  • 1.5-2 mm long, flattened, shiny, nut-like fruit; retains the seed
  • strongly scented

Bloom Time

  • June-November

Habitat

  • fields, hedges, meadows, roadsides, gravelly areas, waste places
  • dry or poor soils but also found in moist areas
  • grows in low to high elevations

Look-alikes

You can confuse common yarrow with other plants with dissected leaves:

  • Mayweed chamomile
  • Pineapple-weed
  • Wild carrot. It tends to grow in more of a rosette with leaves that are more pinnatafid than yarrow.
  • Poison hemlock
  • Fennel

 


 

Medicine Uses

Parts Used

Aerial parts

Actions

diaphoretic, diuretic, astringent, digestive, bitter tonic, hepatic, antimicrobial, decongestant, anti-inflammatory, antispasmodic, analgesic, antihistaminic, emmenagogic, expectorant, anticatarrhal, hemostatic, styptic, vulnerary, alterative

Systems

Digestion

  • stimulates appetite, aids digestion and absorption
  • relieves wind, spasm and indigestion
  • astringent tannins protect the gut from irritation and infection; helpful in diarrhea and inflammatory issues

Circulation

  • taken in hot tea, it promotes sweating and reduces fevers
  • lowers blood pressure, improves circulation
  • relieves leg cramps and varicose veins

Respiratory system

  • it relieves colds and congestion, taken in hot tea with mint and elderflower
  • antihistamine effect is useful in treating allergies

Immune system

  • volatile oils and luteolin have anti-inflammatory and antioxidant effects
  • relieves arthritis, allergies and autoimmune problems
  • stimulates blood flow to the skin and brings out the rash in eruptive infections such as measles and chickenpox
  • clears toxins by aiding elimination through the skin and kidneys

Urinary system

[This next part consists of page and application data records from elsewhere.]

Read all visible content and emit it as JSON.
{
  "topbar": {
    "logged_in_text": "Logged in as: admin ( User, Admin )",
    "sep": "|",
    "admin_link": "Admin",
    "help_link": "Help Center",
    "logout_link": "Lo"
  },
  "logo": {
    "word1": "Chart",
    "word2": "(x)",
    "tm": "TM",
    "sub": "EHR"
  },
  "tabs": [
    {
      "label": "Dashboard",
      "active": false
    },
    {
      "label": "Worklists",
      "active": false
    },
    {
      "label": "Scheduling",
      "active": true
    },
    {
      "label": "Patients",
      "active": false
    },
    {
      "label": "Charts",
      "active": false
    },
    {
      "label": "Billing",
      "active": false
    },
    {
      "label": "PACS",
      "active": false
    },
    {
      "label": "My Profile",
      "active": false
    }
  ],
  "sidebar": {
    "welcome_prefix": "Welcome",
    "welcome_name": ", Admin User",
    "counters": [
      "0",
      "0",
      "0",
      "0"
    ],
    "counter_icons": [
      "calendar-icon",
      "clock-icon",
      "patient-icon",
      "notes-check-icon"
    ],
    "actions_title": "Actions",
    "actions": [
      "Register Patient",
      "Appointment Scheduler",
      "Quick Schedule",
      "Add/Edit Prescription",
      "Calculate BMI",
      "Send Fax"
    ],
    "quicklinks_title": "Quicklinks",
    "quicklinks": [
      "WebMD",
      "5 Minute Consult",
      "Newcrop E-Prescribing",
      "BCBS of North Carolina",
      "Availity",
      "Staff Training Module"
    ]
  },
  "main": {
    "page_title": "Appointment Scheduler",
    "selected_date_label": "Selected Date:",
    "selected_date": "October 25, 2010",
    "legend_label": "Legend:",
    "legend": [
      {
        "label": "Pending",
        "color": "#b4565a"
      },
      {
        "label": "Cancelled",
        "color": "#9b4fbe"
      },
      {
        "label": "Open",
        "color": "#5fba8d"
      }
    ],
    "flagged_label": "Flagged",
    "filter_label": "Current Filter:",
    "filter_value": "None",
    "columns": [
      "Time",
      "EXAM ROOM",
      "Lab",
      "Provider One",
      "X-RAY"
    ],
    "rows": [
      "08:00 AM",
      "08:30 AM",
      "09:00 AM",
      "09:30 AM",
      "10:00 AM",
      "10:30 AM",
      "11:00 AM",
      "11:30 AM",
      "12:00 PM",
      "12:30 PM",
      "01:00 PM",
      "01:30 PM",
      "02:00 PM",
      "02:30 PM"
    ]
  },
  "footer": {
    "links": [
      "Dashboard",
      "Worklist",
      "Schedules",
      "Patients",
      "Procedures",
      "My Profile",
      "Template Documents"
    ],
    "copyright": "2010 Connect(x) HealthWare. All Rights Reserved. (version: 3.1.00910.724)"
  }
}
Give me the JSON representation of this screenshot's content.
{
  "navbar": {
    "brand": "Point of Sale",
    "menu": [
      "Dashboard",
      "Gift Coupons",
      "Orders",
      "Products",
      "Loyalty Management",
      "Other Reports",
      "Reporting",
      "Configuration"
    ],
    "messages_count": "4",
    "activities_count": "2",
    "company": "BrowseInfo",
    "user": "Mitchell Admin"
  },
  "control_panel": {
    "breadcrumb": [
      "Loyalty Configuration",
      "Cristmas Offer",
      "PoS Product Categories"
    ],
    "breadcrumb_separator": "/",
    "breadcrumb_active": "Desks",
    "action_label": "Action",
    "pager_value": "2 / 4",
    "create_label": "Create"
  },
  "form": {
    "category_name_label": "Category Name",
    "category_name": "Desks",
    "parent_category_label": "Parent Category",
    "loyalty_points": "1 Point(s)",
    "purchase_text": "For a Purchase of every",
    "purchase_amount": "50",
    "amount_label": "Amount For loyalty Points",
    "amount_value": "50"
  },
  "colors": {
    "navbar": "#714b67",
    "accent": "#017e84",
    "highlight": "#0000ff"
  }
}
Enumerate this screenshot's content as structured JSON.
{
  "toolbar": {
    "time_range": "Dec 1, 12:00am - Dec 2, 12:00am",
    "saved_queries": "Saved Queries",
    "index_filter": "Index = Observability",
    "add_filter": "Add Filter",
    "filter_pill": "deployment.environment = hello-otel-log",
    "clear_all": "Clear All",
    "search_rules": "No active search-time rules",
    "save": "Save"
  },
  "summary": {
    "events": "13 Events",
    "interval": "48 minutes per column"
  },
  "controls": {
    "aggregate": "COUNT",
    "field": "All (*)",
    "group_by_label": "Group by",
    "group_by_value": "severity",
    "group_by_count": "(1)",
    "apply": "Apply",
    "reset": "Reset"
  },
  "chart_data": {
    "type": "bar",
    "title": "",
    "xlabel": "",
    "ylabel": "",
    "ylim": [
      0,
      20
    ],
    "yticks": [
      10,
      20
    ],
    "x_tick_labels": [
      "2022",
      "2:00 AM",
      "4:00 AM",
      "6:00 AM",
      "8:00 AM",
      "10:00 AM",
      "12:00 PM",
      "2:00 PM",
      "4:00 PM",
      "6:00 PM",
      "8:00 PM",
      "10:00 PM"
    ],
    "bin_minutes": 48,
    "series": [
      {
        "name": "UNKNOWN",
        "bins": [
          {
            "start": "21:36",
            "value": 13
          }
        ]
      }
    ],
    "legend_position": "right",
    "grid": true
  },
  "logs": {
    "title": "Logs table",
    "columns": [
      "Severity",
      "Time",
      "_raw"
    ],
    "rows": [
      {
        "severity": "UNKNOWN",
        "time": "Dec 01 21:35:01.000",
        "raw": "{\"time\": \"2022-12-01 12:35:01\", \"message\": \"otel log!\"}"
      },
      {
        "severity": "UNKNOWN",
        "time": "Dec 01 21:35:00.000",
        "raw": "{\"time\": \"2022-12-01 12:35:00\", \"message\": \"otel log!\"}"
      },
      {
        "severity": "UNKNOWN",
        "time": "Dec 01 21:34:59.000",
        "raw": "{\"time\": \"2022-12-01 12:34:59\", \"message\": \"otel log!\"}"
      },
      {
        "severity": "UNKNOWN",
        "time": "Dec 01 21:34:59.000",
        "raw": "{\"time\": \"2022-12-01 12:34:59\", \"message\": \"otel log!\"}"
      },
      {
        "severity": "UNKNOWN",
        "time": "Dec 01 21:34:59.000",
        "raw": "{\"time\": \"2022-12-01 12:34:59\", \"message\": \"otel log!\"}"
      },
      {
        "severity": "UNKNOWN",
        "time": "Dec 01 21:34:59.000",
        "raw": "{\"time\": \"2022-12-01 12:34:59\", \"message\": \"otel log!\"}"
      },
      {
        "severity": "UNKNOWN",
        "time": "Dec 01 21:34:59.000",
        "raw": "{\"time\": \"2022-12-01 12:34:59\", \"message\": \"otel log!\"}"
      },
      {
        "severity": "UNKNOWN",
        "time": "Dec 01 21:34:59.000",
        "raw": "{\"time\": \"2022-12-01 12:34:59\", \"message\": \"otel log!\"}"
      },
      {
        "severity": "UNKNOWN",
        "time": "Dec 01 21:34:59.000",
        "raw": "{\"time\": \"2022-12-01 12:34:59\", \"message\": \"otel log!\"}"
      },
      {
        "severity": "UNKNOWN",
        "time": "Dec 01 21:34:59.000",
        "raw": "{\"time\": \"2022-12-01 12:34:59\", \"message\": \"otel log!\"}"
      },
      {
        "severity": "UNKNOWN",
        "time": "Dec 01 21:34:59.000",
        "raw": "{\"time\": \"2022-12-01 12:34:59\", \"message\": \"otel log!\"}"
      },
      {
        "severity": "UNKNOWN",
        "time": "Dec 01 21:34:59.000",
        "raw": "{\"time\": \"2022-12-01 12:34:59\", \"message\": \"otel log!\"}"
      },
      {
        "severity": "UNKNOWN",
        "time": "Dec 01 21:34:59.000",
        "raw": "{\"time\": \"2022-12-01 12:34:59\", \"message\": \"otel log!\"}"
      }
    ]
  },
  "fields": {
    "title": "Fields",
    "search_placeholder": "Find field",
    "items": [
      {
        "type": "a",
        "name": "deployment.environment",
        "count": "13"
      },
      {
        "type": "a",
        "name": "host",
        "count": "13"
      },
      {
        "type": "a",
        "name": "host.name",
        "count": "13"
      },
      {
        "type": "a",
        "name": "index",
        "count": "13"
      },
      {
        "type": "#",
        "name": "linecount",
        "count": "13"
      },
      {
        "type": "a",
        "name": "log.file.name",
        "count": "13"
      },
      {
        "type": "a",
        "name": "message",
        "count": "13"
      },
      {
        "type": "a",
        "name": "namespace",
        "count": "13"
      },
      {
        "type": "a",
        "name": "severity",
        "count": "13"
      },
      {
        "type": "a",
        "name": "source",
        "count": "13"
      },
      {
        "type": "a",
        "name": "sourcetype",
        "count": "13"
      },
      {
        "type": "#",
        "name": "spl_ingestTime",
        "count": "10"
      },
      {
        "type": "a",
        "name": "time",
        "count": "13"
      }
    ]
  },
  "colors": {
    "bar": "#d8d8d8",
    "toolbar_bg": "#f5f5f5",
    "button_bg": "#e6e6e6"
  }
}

  • diuretic, relieves irritable bladder
  • tightens muscles, helping incontinence

Reproductive system

  • regulates menstrual cycle
  • eases menopause change
  • relieves premenstrual syndrome and heavy bleeding
  • speeds up childbirth and aids in expelling the afterbirth
  • stimulates lactose production

Externally

  • tannins and silica speed healing of cuts, wounds, ulcers, burns, varicose veins,
  • hemorrhoids and skin conditions
  • infusions used as vaginal douche, skin lotion and mouthwash for gingivitis
  • a little of yarrow tincture on a tissue, stuffed up the nostril, stops a bleeding nose

Caution

  • avoid in pregnancy and if allergic to Asteraceae
  • prolonged use can cause contact dermatitis and photosensitivity
  • avoid with anticoagulants

 


 

Harvesting

  • gather the leaves and flowers by cutting the entire stem half way down.
  • harvest after the flowers opened and when they look  vibrant.
  • tie them by their stems in small bunches and hang them out of direct sunlight.
  • when fully dry, garble them, and store in a mason jar.